## Dataset excerpts:
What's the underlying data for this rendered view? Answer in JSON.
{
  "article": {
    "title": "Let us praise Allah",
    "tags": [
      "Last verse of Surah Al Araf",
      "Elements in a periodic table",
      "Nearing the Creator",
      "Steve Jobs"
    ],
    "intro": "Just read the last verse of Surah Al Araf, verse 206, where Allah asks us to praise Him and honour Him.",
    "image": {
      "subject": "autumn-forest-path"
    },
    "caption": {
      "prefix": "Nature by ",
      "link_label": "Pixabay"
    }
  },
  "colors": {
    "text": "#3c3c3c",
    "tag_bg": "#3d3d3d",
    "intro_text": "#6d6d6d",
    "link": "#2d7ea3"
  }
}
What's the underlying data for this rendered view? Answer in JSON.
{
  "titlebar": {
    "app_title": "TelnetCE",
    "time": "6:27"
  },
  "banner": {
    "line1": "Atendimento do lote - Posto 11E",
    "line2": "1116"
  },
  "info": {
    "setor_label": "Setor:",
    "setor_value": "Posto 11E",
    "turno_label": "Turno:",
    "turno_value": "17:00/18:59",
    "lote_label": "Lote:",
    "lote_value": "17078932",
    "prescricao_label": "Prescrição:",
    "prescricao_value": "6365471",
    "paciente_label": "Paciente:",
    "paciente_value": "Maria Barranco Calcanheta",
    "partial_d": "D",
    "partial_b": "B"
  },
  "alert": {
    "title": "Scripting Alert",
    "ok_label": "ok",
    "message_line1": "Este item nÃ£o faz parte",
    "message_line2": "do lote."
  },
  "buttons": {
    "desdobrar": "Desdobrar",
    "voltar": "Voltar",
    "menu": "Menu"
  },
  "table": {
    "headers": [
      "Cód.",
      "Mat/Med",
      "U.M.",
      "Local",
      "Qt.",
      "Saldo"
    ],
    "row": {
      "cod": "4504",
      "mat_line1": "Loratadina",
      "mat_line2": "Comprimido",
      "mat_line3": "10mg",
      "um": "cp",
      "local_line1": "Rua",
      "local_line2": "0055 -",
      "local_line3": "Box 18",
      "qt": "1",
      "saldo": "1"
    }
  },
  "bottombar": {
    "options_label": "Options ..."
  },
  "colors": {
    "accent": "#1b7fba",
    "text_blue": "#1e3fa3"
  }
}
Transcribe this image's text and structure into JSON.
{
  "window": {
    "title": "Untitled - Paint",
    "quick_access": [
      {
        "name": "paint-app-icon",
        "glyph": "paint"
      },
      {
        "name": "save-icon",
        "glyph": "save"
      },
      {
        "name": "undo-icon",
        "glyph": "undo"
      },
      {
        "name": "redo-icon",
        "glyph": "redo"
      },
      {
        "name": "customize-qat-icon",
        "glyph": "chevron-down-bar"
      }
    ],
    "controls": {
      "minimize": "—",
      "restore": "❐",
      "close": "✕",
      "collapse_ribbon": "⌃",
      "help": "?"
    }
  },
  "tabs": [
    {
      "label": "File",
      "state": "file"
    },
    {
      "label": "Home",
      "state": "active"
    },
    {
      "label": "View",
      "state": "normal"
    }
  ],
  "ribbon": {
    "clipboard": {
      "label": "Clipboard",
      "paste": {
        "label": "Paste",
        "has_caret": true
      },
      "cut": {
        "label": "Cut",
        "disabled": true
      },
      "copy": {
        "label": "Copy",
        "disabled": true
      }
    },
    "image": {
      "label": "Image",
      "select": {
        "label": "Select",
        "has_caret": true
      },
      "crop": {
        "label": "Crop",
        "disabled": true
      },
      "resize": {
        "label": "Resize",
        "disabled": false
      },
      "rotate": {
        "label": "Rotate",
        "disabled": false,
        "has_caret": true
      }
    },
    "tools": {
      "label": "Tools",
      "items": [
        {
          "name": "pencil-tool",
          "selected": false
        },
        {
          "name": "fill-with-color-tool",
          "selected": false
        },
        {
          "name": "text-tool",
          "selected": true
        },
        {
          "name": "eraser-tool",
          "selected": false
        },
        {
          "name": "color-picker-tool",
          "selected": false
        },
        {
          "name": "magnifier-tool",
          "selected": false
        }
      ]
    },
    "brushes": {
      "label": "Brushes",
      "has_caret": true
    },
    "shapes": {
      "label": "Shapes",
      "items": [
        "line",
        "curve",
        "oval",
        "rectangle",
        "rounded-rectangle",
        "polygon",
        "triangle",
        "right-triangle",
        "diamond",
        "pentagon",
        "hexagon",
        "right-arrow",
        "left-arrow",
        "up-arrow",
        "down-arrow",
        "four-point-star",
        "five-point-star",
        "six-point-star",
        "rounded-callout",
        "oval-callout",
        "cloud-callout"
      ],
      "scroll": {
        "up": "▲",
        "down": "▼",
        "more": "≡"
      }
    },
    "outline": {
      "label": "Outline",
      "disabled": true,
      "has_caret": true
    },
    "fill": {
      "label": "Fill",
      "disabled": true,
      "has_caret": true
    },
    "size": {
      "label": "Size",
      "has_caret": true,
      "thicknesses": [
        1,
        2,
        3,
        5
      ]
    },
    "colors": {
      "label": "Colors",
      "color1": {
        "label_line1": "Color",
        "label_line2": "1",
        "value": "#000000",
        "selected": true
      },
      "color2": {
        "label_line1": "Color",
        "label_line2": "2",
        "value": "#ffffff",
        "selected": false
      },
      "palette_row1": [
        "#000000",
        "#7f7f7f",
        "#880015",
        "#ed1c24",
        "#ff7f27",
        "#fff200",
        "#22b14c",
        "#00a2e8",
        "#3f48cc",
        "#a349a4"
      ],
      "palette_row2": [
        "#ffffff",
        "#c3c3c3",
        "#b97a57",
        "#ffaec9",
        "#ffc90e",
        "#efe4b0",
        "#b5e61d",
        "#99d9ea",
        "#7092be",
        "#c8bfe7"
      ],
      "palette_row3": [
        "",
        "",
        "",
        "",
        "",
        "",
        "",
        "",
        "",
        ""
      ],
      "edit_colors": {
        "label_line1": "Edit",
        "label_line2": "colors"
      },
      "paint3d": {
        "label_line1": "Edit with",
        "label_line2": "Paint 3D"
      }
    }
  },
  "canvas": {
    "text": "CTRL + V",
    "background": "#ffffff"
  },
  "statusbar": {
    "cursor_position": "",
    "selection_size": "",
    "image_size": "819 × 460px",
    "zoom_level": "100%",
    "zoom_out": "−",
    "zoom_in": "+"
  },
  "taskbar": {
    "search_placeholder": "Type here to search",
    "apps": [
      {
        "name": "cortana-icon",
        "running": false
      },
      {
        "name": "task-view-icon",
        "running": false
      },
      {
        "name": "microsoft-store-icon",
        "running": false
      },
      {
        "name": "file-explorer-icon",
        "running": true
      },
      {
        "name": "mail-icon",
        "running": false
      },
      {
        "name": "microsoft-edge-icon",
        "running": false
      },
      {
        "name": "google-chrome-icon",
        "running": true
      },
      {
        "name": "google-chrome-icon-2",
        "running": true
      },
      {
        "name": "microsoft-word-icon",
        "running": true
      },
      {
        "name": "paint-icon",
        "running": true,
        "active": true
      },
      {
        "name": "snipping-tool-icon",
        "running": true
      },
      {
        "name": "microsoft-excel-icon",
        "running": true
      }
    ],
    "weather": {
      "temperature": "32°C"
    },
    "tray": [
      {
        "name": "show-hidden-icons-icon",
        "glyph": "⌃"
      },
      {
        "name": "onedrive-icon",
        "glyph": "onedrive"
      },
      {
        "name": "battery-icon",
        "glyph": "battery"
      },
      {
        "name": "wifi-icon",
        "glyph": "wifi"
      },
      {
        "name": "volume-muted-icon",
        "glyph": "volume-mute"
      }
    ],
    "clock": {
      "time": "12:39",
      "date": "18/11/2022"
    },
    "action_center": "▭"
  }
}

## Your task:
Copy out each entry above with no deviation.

## Response box:
What's the underlying data for this rendered view? Answer in JSON.
{
  "article": {
    "title": "Let us praise Allah",
    "tags": [
      "Last verse of Surah Al Araf",
      "Elements in a periodic table",
      "Nearing the Creator",
      "Steve Jobs"
    ],
    "intro": "Just read the last verse of Surah Al Araf, verse 206, where Allah asks us to praise Him and honour Him.",
    "image": {
      "subject": "autumn-forest-path"
    },
    "caption": {
      "prefix": "Nature by ",
      "link_label": "Pixabay"
    }
  },
  "colors": {
    "text": "#3c3c3c",
    "tag_bg": "#3d3d3d",
    "intro_text": "#6d6d6d",
    "link": "#2d7ea3"
  }
}
What's the underlying data for this rendered view? Answer in JSON.
{
  "titlebar": {
    "app_title": "TelnetCE",
    "time": "6:27"
  },
  "banner": {
    "line1": "Atendimento do lote - Posto 11E",
    "line2": "1116"
  },
  "info": {
    "setor_label": "Setor:",
    "setor_value": "Posto 11E",
    "turno_label": "Turno:",
    "turno_value": "17:00/18:59",
    "lote_label": "Lote:",
    "lote_value": "17078932",
    "prescricao_label": "Prescrição:",
    "prescricao_value": "6365471",
    "paciente_label": "Paciente:",
    "paciente_value": "Maria Barranco Calcanheta",
    "partial_d": "D",
    "partial_b": "B"
  },
  "alert": {
    "title": "Scripting Alert",
    "ok_label": "ok",
    "message_line1": "Este item nÃ£o faz parte",
    "message_line2": "do lote."
  },
  "buttons": {
    "desdobrar": "Desdobrar",
    "voltar": "Voltar",
    "menu": "Menu"
  },
  "table": {
    "headers": [
      "Cód.",
      "Mat/Med",
      "U.M.",
      "Local",
      "Qt.",
      "Saldo"
    ],
    "row": {
      "cod": "4504",
      "mat_line1": "Loratadina",
      "mat_line2": "Comprimido",
      "mat_line3": "10mg",
      "um": "cp",
      "local_line1": "Rua",
      "local_line2": "0055 -",
      "local_line3": "Box 18",
      "qt": "1",
      "saldo": "1"
    }
  },
  "bottombar": {
    "options_label": "Options ..."
  },
  "colors": {
    "accent": "#1b7fba",
    "text_blue": "#1e3fa3"
  }
}
Transcribe this image's text and structure into JSON.
{
  "window": {
    "title": "Untitled - Paint",
    "quick_access": [
      {
        "name": "paint-app-icon",
        "glyph": "paint"
      },
      {
        "name": "save-icon",
        "glyph": "save"
      },
      {
        "name": "undo-icon",
        "glyph": "undo"
      },
      {
        "name": "redo-icon",
        "glyph": "redo"
      },
      {
        "name": "customize-qat-icon",
        "glyph": "chevron-down-bar"
      }
    ],
    "controls": {
      "minimize": "—",
      "restore": "❐",
      "close": "✕",
      "collapse_ribbon": "⌃",
      "help": "?"
    }
  },
  "tabs": [
    {
      "label": "File",
      "state": "file"
    },
    {
      "label": "Home",
      "state": "active"
    },
    {
      "label": "View",
      "state": "normal"
    }
  ],
  "ribbon": {
    "clipboard": {
      "label": "Clipboard",
      "paste": {
        "label": "Paste",
        "has_caret": true
      },
      "cut": {
        "label": "Cut",
        "disabled": true
      },
      "copy": {
        "label": "Copy",
        "disabled": true
      }
    },
    "image": {
      "label": "Image",
      "select": {
        "label": "Select",
        "has_caret": true
      },
      "crop": {
        "label": "Crop",
        "disabled": true
      },
      "resize": {
        "label": "Resize",
        "disabled": false
      },
      "rotate": {
        "label": "Rotate",
        "disabled": false,
        "has_caret": true
      }
    },
    "tools": {
      "label": "Tools",
      "items": [
        {
          "name": "pencil-tool",
          "selected": false
        },
        {
          "name": "fill-with-color-tool",
          "selected": false
        },
        {
          "name": "text-tool",
          "selected": true
        },
        {
          "name": "eraser-tool",
          "selected": false
        },
        {
          "name": "color-picker-tool",
          "selected": false
        },
        {
          "name": "magnifier-tool",
          "selected": false
        }
      ]
    },
    "brushes": {
      "label": "Brushes",
      "has_caret": true
    },
    "shapes": {
      "label": "Shapes",
      "items": [
        "line",
        "curve",
        "oval",
        "rectangle",
        "rounded-rectangle",
        "polygon",
        "triangle",
        "right-triangle",
        "diamond",
        "pentagon",
        "hexagon",
        "right-arrow",
        "left-arrow",
        "up-arrow",
        "down-arrow",
        "four-point-star",
        "five-point-star",
        "six-point-star",
        "rounded-callout",
        "oval-callout",
        "cloud-callout"
      ],
      "scroll": {
        "up": "▲",
        "down": "▼",
        "more": "≡"
      }
    },
    "outline": {
      "label": "Outline",
      "disabled": true,
      "has_caret": true
    },
    "fill": {
      "label": "Fill",
      "disabled": true,
      "has_caret": true
    },
    "size": {
      "label": "Size",
      "has_caret": true,
      "thicknesses": [
        1,
        2,
        3,
        5
      ]
    },
    "colors": {
      "label": "Colors",
      "color1": {
        "label_line1": "Color",
        "label_line2": "1",
        "value": "#000000",
        "selected": true
      },
      "color2": {
        "label_line1": "Color",
        "label_line2": "2",
        "value": "#ffffff",
        "selected": false
      },
      "palette_row1": [
        "#000000",
        "#7f7f7f",
        "#880015",
        "#ed1c24",
        "#ff7f27",
        "#fff200",
        "#22b14c",
        "#00a2e8",
        "#3f48cc",
        "#a349a4"
      ],
      "palette_row2": [
        "#ffffff",
        "#c3c3c3",
        "#b97a57",
        "#ffaec9",
        "#ffc90e",
        "#efe4b0",
        "#b5e61d",
        "#99d9ea",
        "#7092be",
        "#c8bfe7"
      ],
      "palette_row3": [
        "",
        "",
        "",
        "",
        "",
        "",
        "",
        "",
        "",
        ""
      ],
      "edit_colors": {
        "label_line1": "Edit",
        "label_line2": "colors"
      },
      "paint3d": {
        "label_line1": "Edit with",
        "label_line2": "Paint 3D"
      }
    }
  },
  "canvas": {
    "text": "CTRL + V",
    "background": "#ffffff"
  },
  "statusbar": {
    "cursor_position": "",
    "selection_size": "",
    "image_size": "819 × 460px",
    "zoom_level": "100%",
    "zoom_out": "−",
    "zoom_in": "+"
  },
  "taskbar": {
    "search_placeholder": "Type here to search",
    "apps": [
      {
        "name": "cortana-icon",
        "running": false
      },
      {
        "name": "task-view-icon",
        "running": false
      },
      {
        "name": "microsoft-store-icon",
        "running": false
      },
      {
        "name": "file-explorer-icon",
        "running": true
      },
      {
        "name": "mail-icon",
        "running": false
      },
      {
        "name": "microsoft-edge-icon",
        "running": false
      },
      {
        "name": "google-chrome-icon",
        "running": true
      },
      {
        "name": "google-chrome-icon-2",
        "running": true
      },
      {
        "name": "microsoft-word-icon",
        "running": true
      },
      {
        "name": "paint-icon",
        "running": true,
        "active": true
      },
      {
        "name": "snipping-tool-icon",
        "running": true
      },
      {
        "name": "microsoft-excel-icon",
        "running": true
      }
    ],
    "weather": {
      "temperature": "32°C"
    },
    "tray": [
      {
        "name": "show-hidden-icons-icon",
        "glyph": "⌃"
      },
      {
        "name": "onedrive-icon",
        "glyph": "onedrive"
      },
      {
        "name": "battery-icon",
        "glyph": "battery"
      },
      {
        "name": "wifi-icon",
        "glyph": "wifi"
      },
      {
        "name": "volume-muted-icon",
        "glyph": "volume-mute"
      }
    ],
    "clock": {
      "time": "12:39",
      "date": "18/11/2022"
    },
    "action_center": "▭"
  }
}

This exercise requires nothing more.